We’ve all heard the complaints that usually accompany open-plan offices: “I can’t hear myself think”, “It’s impossible to hold a private conversation without being overheard”, and “It’s a mobile phone, for goodness sake – that means you can go somewhere else to chat loudly!”
Often when it comes to designing a working environment, functionality and aesthetics are the primary focus of the creative team, (assuming that cost-cutting is not the only factor), and hardly any attention is paid to the acoustical environment. There are many assaulters to the ears, some which may be more obvious such as a lively colleague on the phone, and others which may be overlooked but can combine to create a cacophonic productivity destroyer, such as traffic outside or the whizz, whir, clunk of a tiring printer/copier.
A survey researched by The Center For The Built Environment, Berkley, found that around 50% of people in open office environments think that acoustics interfere with their ability to get work done and that people are mostly dissatisfied with hearing other people talking on telephones, people overhearing private conversations, and the sound of people talking in surrounding offices. And yet with an increasing need for collaboration, quick information, and ideas sharing there’s clearly a balance to be struck between quiet and noisy spaces at work. In fact, there are many people who contest that a ‘buzzy’ environment helps motivate them to do better work.

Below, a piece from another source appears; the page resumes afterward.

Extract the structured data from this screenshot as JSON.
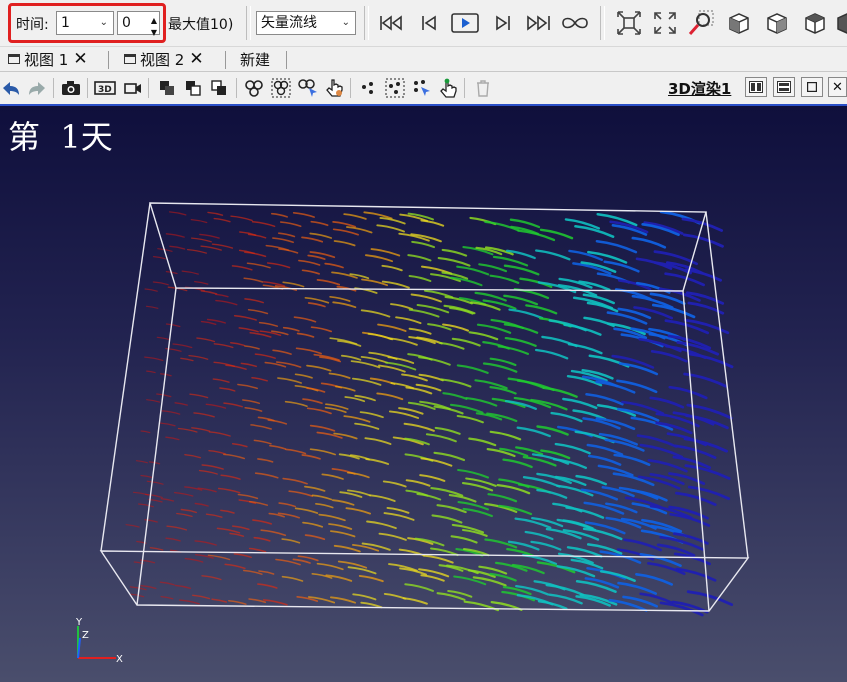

Further thought should be paid to the opportunity to use ambient sound to literally create the ‘tone’ of a workplace, to dial up the volume of your internal brand. The notion of “Sonic Branding” is not new. Just think of the “dah dah dah daaaah” of Intel, the “bowwwm” of an Apple computer starting up or McDonald’s unmistakable jingle, and you’ll know what I mean. In marketing, sonic branding is becoming an increasingly strong vehicle for conveying a memorable message to targeted consumers. From non-lyrical sound bites to catchy snippets of tunes, these sonic brands take advantage of one of the brain’s most powerful memory senses – sound.
This vehicle could also be used as a way of conveying internal messages and creating a distinct identity – that makes employees feel at home (whilst cleverly masking the sound of the aircon!) In my opinion, enviable workspaces pay attention to the ‘soft’ details, taking sound, light and colour to a different level altogether, as we see at Bloomberg, Inc:
There’s a distinctive aural and visual identity that makes you feel at home at any Bloomberg location. Amidst the hubbub of the public areas the occasional jingle sounds, gluing together conversation to create a familiar ambiance, while color and light is used at every opportunity. Above each lift door a huge block of light beams green for ‘up’ and red for ‘down’, and each floor has a signature color for easy navigation. Accent lighting on stairways glows red to the east, blue to the west; coloured glass meeting rooms tell you where you are and who’s meeting who; and vibrant information displays keep people up to date in an instant – green, a market is rising; red, it’s taken a tumble; purple for general news; and blue lets you know that it’s sunny in Damascus.
In a business that is built on processing data, making quick-fire decisions and relaying time-critical information, one might expect the environment to be dominated by numbers, facts, and figures. However, as the Bloomberg Space sets out to stimulate the whole brain, a huge emphasis is also placed on sensorial aspects. The numbers still are there, but they have been designed into the fabric of the space, providing both navigational guidance and visual interest. Directories etched into meeting room walls provide quick orientation with shorthand numbers and digits indicating North, South, East or West and floor numbers. Even [the ubiquitous] flamboyant tropical fish serve a profound sensory purpose, as Tom Keene, Editor at Large for Bloomberg News Radio, reveals: ‘Six years ago, I’d have said “how cute”, but now, I realize that there’s a deeper psychological link to our culture.’ More than just interesting decoration, they mirror the activity of Bloomberg employees, and further, they provide an escape from the activity. Often you will find people slowing their pace as they pass, pausing, gazing, commenting on their favorite fish to a colleague who stops by.